Jay W. Marks, MD, is a board-certified internist and gastroenterologist. He graduated from Yale University School of Medicine and trained in internal medicine and gastroenterology at UCLA/Cedars-Sinai Medical Center in Los Angeles.
Dr. Shiel received a Bachelor of Science degree with honors from the University of Notre Dame. There he was involved in research in radiation biology and received the Huisking Scholarship. After graduating from St. Louis University School of Medicine, he completed his Internal Medicine residency and Rheumatology fellowship at the University of California, Irvine. He is board-certified in Internal Medicine and Rheumatology.
Diarrhea is an increase in the frequency of bowel movements, an increase in the looseness of stool or both.
Diarrhea is caused by increased secretion of fluid into the intestine, reduced absorption of fluid from the intestine or rapid passage of stool through the intestine.
Symptoms associated with diarrhea include abdominal pain, especially cramping. Other symptoms depend on the cause of the diarrhea.
Diarrhea can be defined absolutely or relatively. Absolute diarrhea is defined as more than five bowel movements a day or liquid stools. Relative diarrhea is defined as an increase in the number of bowel movements per day or an increase in the looseness of stools compared with an individual's usual bowel habit.
Diarrhea may be either acute or chronic, and each has different causes and treatments.
Complications of diarrhea include dehydration, electrolyte (mineral) abnormalities, and irritation of the anus.
Tests that are useful in the evaluation of acute diarrhea include examination of stool for white blood cells
or enzymes that they produce, parasites, cultures of stool for bacteria, testing of stool for the toxins of C. difficile, and blood tests for electrolyte abnormalities.
Tests that are useful in the evaluation of chronic diarrhea include examination of stool for parasites, upper gastrointestinal X-rays (UGI series), barium enema, esophago-gastro-duodenoscopy (EGD) with biopsies, colonoscopy with biopsies,
small intestinal endoscopy, hydrogen breath testing, measurement of fat in the stool,
and pancreatic function tests.
Dehydration can be treated at home with home remedies, oral rehydration solutions.
Absorbents (that absorb water in the intestine), anti-motility medications, bismuth compounds,
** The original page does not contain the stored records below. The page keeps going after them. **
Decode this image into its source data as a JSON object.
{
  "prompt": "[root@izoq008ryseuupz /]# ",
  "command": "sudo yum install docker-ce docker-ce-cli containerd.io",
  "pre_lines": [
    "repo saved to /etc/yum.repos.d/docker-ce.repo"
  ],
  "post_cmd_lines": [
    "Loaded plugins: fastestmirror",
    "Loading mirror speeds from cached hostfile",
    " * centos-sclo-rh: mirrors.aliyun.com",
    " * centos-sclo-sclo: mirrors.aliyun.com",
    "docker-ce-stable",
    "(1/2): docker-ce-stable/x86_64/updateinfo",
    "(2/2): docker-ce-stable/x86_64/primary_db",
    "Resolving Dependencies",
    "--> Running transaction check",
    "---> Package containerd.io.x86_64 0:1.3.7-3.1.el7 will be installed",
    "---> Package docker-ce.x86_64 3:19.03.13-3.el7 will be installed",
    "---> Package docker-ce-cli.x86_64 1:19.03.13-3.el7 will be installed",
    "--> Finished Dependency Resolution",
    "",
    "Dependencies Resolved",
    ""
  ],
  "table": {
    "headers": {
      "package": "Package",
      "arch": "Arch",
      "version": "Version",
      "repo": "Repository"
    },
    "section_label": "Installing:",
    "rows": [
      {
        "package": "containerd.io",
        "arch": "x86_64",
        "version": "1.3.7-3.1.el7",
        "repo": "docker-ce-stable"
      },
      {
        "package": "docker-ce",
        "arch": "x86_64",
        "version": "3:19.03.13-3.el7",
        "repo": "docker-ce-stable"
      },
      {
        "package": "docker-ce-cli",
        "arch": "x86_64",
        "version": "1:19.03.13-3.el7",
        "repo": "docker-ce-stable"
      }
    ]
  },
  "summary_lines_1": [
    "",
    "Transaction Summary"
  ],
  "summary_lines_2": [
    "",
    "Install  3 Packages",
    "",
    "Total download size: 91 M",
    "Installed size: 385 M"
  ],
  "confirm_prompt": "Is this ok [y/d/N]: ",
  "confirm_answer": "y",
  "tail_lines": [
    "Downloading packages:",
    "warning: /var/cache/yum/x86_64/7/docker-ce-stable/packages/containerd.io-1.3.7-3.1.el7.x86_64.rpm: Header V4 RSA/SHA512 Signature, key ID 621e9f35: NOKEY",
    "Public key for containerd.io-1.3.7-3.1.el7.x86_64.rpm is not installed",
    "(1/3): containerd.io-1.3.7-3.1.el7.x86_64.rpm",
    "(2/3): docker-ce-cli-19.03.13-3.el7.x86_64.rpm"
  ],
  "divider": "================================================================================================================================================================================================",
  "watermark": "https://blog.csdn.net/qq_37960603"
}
and IV fluids if necessary.
Antibiotics should not be used in treating diarrhea unless there is a culture-proven bacterial infection that requires antibiotics, severe diarrhea that is likely to be infectious in origin, or when an individual has serious underlying diseases.
Diarrhea is an increase in the frequency of bowel movements or a decrease in the form of stool (greater looseness of stool). Although changes in frequency of bowel movements and looseness of stools can vary independently of each other, changes often occur in both.
Diarrhea needs to be distinguished from four other conditions. Although these conditions may accompany diarrhea, they often have different causes and different treatments than diarrhea. These other conditions are:
Incontinence of stool, which is the inability to control (delay) bowel movements until an appropriate time, for example, until one can get to the toilet
Rectal urgency, which is a sudden urge to have a bowel movement that is so strong that if a toilet is not immediately available there will be incontinence
Incomplete evacuation, which is a sensation that another bowel movement is necessary soon after a bowel movement, yet there is difficulty passing further stool the second time